Goal of the exercise> Check every line of the material below for the string "butterfly", and return the ones that have it.
____
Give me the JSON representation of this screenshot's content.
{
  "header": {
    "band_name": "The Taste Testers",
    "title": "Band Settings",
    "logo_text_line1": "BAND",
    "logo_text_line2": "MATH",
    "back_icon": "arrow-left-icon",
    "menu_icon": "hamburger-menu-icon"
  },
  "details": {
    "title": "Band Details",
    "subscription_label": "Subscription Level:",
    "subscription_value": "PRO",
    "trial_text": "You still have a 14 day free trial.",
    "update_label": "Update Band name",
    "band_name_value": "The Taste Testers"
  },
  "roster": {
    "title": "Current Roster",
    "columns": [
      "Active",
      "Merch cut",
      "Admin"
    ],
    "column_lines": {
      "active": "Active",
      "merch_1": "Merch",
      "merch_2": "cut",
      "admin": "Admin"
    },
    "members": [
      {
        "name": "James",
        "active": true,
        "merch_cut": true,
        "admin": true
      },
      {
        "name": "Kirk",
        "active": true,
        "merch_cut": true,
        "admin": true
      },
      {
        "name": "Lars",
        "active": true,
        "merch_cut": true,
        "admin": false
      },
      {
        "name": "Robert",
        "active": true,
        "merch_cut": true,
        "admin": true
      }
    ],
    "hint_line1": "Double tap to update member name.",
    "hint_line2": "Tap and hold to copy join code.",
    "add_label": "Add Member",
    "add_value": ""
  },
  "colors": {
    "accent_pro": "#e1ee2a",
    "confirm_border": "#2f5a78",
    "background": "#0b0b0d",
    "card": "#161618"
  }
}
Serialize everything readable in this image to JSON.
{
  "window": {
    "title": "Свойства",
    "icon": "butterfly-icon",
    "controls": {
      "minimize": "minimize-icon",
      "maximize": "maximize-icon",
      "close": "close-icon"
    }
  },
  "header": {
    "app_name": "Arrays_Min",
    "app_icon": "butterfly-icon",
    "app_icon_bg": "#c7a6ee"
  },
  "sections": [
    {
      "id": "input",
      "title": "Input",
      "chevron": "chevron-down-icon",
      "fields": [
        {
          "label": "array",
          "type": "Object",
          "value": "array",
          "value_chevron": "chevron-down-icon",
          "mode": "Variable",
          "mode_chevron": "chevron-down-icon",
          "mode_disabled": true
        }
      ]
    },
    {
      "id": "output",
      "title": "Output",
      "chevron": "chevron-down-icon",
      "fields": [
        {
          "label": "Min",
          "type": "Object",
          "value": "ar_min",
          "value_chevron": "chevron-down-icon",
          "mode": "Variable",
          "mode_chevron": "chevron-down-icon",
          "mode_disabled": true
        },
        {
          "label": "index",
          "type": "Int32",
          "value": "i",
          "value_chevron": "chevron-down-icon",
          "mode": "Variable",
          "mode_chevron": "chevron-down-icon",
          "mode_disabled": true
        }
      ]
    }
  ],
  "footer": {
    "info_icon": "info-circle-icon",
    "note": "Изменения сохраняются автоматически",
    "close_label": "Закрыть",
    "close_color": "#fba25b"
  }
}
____
Result for this exercise>
    "icon": "butterfly-icon",
    "app_icon": "butterfly-icon",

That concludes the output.